More time spent on the internet the last few months is only increasing with online schooling. Districts have put precautions in place in order to make sure device usage is safe and effective.
Susan Anderson, the coordinator of technology and data management for the St. Joseph School District, said staff have been busier than ever at their help desk as concerns arise from students and their families about online safety, but they have systems in place to be able to help.
“We have the capability to remote into devices so sometimes they can even act like they’re right there to see what the student is seeing and help them that way,” Anderson said.
District staff only monitor school-supplied devices, however, and Anderson said that’s why it’s important that parents are taking an active role while their child uses the internet.
“Talk to your kids abut online safety before you let them online. Make sure they’re supervised as much as possible when they’re online,” she said. “Setting up a computer in the living room as opposed to them being in their bedroom doing their searching, putting time limits on their computer use. If they’re taking their computer to their room at night after bedtime hours, you don’t know what they’re doing during that time.”
In addition to keeping students safe with internet searches, Corporal Brandon Cabrera, a school resource officer with the Buchanan County Sheriff’s Office agreed with Anderson that parents need to know the webpage their child is on.
“Just knowing what websites they’re visiting, going on the websites with them, being familiar with them,” Cabrera said. “And there’s lots of tools on the web to look up to help support you in seeing dangers out there — what to look for, what not to look for to keep your child safe.”

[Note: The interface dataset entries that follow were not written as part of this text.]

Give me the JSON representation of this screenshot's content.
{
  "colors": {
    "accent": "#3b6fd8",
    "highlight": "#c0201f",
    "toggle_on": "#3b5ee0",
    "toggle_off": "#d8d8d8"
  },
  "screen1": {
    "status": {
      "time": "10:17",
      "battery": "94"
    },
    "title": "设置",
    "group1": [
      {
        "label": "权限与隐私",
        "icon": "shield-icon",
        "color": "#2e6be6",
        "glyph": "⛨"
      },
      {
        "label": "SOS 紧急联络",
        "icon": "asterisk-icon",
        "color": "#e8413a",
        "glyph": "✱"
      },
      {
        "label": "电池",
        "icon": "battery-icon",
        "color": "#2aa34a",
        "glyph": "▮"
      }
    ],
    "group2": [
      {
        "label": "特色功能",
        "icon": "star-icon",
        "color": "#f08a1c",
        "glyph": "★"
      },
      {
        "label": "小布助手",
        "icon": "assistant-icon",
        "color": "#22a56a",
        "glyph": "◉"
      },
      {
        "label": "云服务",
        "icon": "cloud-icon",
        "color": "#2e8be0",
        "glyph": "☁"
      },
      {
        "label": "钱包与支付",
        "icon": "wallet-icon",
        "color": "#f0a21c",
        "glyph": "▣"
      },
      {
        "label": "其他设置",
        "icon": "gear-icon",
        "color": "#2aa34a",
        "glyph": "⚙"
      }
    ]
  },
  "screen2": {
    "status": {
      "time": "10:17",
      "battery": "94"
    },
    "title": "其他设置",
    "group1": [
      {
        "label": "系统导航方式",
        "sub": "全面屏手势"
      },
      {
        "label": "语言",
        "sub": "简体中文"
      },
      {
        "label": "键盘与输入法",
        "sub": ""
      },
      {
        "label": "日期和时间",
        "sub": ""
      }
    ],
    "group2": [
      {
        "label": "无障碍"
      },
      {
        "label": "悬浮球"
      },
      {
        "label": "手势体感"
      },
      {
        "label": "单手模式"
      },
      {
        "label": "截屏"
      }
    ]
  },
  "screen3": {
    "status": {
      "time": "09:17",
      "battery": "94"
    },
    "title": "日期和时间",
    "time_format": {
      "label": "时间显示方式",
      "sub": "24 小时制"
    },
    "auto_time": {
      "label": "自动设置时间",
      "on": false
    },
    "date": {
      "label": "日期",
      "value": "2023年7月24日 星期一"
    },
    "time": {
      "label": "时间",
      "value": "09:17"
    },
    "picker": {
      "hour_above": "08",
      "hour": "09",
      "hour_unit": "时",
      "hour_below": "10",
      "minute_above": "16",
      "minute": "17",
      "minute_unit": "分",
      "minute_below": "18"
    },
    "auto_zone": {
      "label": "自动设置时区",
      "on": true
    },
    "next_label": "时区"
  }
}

An additional feature many school-supplied devices contain is an alert to principals warning when a child is trying to search an alarming term. This is done in order to provide an extra level of security to the student.
“We set alerts on it so principals are notified if students are searching for certain words. So we have searching terms that indicate suicide or self-harm, we have it set so the principal gets an alert,” Anderson said. “Bullying, depression, those kinds of things. Alerts go out so someone can check on that student and make sure they’re safe.”
Cabrera said parents and students need to be careful with any information they are giving out, too.
“We really have to be careful what we’re putting out there. Any type of personal information, where you live and such, to the public. Because once it’s out there, unfortunately it’s out there forever,” Cabrera said.
Detective Brendan McGinnis at the St. Joseph Police Department works electronic crimes and said his colleagues have seen an uptick in cyber malwares and virus links. He said it’s important for students as well as adults to understand what is a not a safe link.
“You open the window for that to get onto your computer. Number one thing would be to only use the verified apps, and the verified apps meaning Zoom or Skype or apps like that that might ask permission for contacts or your camera but they shouldn’t be asking permission for anything else on your phone,” McGinnis said.
Anderson said school-provided devices do not have specific anti-virus protection, but blocking sites decrease the ability for students to come into contact with a corrupted link.